Kawésqar national park was named in the honor of the Kawésqar people, nomadic hunter-gatherers who used to live in the area. Today, there are still around 3,000 kawésqar people living in Chile’s Patagonia, though their original culture mostly disappeared. Few native speakers actually survive, and most of them live in some remote localities of Chile’s Magallanes region (for instance in Puerto Edén).
These canoe-people would sail for months through the remote fjords of Patagonia, enduring some harsh weather conditions. And while you probably won’t meet Kawésqar people on a trip to Kawésqar national park, learning about their past is a must-do here. They have been occupying the region for at least 6,000 years.
Kawésqar national park protects 2,842,326 hectares of mountains, islands, fjords, glaciers and forests. It also protects an abundant wildlife, with numerous marine species (including whales and dolphins) and about different species of mammals.
Where is the mountain channel located?
The mountain channel (canal de las montañas, also called “mountain fjord”) is located about 3 hours away from Puerto Natales. It has an extension of more than 50 kilometers.

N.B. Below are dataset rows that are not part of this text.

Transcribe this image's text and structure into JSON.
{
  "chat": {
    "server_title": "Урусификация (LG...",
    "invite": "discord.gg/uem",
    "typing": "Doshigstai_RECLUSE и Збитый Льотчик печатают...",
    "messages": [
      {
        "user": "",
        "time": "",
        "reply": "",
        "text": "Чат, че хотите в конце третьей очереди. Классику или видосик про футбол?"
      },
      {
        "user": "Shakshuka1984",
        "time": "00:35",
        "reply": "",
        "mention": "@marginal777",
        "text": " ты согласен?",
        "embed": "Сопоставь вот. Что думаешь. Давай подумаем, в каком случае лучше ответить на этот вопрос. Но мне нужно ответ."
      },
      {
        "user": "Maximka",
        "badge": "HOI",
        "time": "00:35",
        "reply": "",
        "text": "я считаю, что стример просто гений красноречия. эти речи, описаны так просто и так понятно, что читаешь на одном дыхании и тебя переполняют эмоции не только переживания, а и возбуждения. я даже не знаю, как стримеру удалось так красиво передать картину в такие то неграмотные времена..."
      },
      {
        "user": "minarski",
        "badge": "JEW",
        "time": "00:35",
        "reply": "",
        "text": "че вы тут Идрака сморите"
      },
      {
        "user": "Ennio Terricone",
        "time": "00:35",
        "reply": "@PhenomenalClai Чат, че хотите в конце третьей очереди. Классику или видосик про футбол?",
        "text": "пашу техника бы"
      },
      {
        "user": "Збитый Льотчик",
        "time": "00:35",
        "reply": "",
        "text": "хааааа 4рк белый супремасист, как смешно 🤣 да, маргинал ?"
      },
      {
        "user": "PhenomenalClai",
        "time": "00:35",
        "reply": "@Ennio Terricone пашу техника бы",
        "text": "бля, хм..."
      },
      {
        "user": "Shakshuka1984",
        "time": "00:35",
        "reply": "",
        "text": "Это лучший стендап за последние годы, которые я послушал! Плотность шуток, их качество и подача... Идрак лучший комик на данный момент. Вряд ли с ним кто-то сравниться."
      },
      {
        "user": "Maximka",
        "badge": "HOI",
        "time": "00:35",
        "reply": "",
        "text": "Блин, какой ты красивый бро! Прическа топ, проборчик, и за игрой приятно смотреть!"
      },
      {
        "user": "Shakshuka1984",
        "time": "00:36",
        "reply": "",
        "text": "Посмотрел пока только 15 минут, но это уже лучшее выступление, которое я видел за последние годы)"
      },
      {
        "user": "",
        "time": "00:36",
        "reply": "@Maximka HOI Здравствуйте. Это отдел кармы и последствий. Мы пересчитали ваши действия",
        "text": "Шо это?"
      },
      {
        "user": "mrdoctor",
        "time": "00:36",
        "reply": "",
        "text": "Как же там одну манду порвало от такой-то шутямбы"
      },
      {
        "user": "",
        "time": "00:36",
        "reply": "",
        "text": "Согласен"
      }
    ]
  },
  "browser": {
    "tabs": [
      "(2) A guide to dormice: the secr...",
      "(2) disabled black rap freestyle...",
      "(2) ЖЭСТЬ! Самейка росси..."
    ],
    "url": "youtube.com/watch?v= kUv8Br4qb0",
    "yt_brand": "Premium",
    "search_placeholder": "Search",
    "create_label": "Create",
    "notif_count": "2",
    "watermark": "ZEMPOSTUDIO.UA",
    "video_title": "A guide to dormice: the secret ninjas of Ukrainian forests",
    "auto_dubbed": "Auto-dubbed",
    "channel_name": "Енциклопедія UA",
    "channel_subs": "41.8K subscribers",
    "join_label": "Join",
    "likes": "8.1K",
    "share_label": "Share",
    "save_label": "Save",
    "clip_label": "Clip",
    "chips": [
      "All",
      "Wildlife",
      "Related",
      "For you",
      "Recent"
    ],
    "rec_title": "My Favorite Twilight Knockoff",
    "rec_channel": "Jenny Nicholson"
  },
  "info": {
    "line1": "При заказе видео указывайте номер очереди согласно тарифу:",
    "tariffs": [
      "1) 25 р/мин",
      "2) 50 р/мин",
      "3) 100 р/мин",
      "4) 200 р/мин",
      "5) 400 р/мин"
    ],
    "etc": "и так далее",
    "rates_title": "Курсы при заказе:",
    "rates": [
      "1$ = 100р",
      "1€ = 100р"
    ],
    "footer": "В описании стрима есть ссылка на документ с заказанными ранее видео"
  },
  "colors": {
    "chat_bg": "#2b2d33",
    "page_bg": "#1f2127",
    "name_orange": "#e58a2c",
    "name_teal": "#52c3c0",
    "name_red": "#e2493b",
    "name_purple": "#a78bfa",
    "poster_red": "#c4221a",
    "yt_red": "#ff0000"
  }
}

To reach the mountain channel from Puerto Natales, you will have to sail towards the Pacific through the Almirante Montt gulf and then sail north to enter the channel. Remember the weather in Patagonia is unpredictable and strong winds are common, so don't be surprised if the boat moves a lot, especially while crossing the gulf!
What can I see in the mountain channel?
The mountain channel offers some spectacular views of the Roca Peninsula’s cliffs. Here you can see at least five stunning glaciers that break off of Cordillera Sarmiento’s snowcapped peaks. Depending on the weather, you may see the imposing mount Burney, a stratovolcano exceeding 1,500 meters above sea level. You may also observe “Grupo la Paz”, three impressive spires some call the “false towers”, as they may remind you (a bit) of the Paine towers.
Deep inside the mountain channel, you will see some exuberant vegetation, as the rain abundantly falls here (about 3,000mm every year). You will also see waterfalls and the magellanic tundra at the feet of the Patagonian andes mountains.
This is also a good place for birdwatchers, with species such as the imperial shag and the southern giant petrel. Look at the pictures (Credit : Timothy Dhalleine) to get a better idea of what to see in the mountain channel!